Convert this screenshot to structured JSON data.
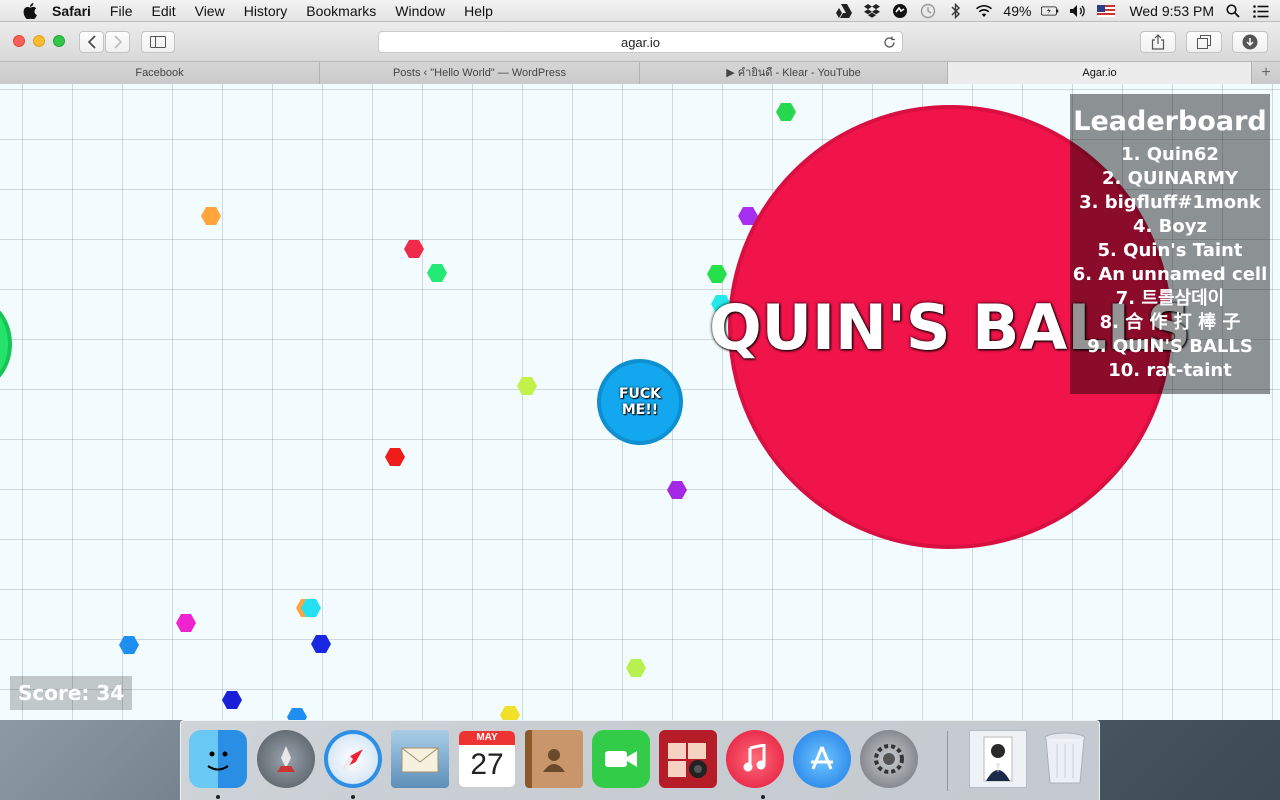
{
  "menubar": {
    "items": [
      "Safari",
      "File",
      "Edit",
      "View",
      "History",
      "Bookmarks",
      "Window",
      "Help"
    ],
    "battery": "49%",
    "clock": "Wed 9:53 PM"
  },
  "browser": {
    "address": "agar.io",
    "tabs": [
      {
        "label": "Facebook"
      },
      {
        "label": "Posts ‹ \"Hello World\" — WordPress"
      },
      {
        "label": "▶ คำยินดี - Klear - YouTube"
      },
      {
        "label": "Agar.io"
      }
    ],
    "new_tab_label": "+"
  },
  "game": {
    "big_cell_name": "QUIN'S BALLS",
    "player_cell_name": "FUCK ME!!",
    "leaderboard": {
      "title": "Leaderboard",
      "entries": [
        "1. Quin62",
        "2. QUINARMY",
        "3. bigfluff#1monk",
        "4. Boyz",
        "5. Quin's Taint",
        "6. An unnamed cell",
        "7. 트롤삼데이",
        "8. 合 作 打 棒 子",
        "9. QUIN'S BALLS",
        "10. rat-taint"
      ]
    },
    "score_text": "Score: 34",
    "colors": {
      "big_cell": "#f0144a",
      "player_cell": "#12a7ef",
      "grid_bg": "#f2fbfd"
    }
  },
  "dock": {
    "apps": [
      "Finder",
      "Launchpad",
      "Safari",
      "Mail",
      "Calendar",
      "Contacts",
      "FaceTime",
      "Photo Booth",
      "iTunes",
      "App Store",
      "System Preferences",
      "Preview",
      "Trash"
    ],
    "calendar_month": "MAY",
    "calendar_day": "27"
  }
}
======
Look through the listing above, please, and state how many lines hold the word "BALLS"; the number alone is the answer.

2